And he takes out a canvas and a bit of graphite, and he wets the tip of it in his mouth and says describe the view from your window to me. And she tells him about the clean, white sidewalk, and the trim of the house next door, and the liquid amber tree that shades it all, and finally her purple curtains. And he puts down the graphite and says thank you very very much Emma.
And she says when can I see it?
And he says it won’t take me long. Just a few days. Don’t forget about me, okay?
And she nods and runs off with her friends. And he whistles as he wraps his canvases in butcher paper and carries them all to the basement apartment where he lives. He whistles while he squirts paint from a tube onto a palette made from a hammered tin can, and dabs a big camel brush into it. It’s more like nine days when he’s done, but he brings it with him on the tenth wrapped in a piece of green cloth.
And Emma comes back and says eagerly can I see my picture?
And he gives it to her and tells her to open it when she gets home. He wants to imagine her face when she sees it.
She comes back the next day. The painting is unwrapped. She says I don’t want this. You take it back.
He says what’s wrong, isn’t it as you described?
The canvas is the view from her room exactly. Every leaf distinct, every spot of shadow. And so he smiles and asks what’s wrong Emma? though he knows full well what. She says you put yourself into the painting. He says I didn’t paint myself in. She says yes, but you’re still there, just there, beyond the corner? You’re crouching in the dumpster with a knife.
He says I haven’t got a knife.
She says it’s in your mind. And a man who thinks knives is just as bad as a man who uses knives. She says don’t paint anymore pictures for me. She turns on her heel and walks away.
He starts a new picture that day. This one is still exactly the view from her window, but he isn’t in it, painted or otherwise. Something else is, though. Behind the paint. When he finishes he sends it straight to her house, though she never gave him her address.
The package comes back, unopened. There is a note with it:

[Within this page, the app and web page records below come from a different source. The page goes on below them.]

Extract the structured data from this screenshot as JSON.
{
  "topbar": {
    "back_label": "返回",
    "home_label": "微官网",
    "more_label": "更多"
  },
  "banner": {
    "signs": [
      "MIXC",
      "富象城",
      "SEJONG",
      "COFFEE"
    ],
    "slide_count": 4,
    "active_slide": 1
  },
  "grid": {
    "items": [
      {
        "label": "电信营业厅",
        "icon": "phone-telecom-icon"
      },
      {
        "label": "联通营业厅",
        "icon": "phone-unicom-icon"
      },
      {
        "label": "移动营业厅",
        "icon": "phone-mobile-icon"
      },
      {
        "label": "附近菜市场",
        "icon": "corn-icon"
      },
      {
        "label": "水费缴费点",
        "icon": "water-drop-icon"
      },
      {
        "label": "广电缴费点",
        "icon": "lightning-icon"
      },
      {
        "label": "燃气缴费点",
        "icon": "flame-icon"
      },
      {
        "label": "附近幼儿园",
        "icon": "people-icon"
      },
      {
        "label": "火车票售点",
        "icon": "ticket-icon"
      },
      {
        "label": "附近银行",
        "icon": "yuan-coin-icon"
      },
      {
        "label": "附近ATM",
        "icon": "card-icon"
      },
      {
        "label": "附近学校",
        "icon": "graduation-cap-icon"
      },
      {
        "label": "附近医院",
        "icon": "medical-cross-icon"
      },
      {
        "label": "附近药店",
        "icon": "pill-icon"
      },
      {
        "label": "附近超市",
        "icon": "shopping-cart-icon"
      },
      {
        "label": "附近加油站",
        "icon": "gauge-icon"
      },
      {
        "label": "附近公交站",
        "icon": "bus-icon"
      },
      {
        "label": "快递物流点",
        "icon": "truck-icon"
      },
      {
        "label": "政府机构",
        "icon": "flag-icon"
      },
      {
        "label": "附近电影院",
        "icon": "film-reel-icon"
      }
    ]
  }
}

You awful man. Don’t paint for me anymore. I can tell through the paper what you put in there, I’m not touching a single string on this package.
You leave me alone and never talk to me again from this day.
And no more paintings!
That night he’s in her yard. He’s got his green dufflebag with all his paints and all his paintbrushes and a fine linen canvas. He’s just shouldered the bag onto the lawn when a flash blinds him. She’s in the window with a Polaroid.
She says say cheese. She says now that was much faster than a painting, wasn’t it?
And he says Emma now don’t be silly—
And she says remember that thing you put in the painting? It’s still there.
And she says goodbye.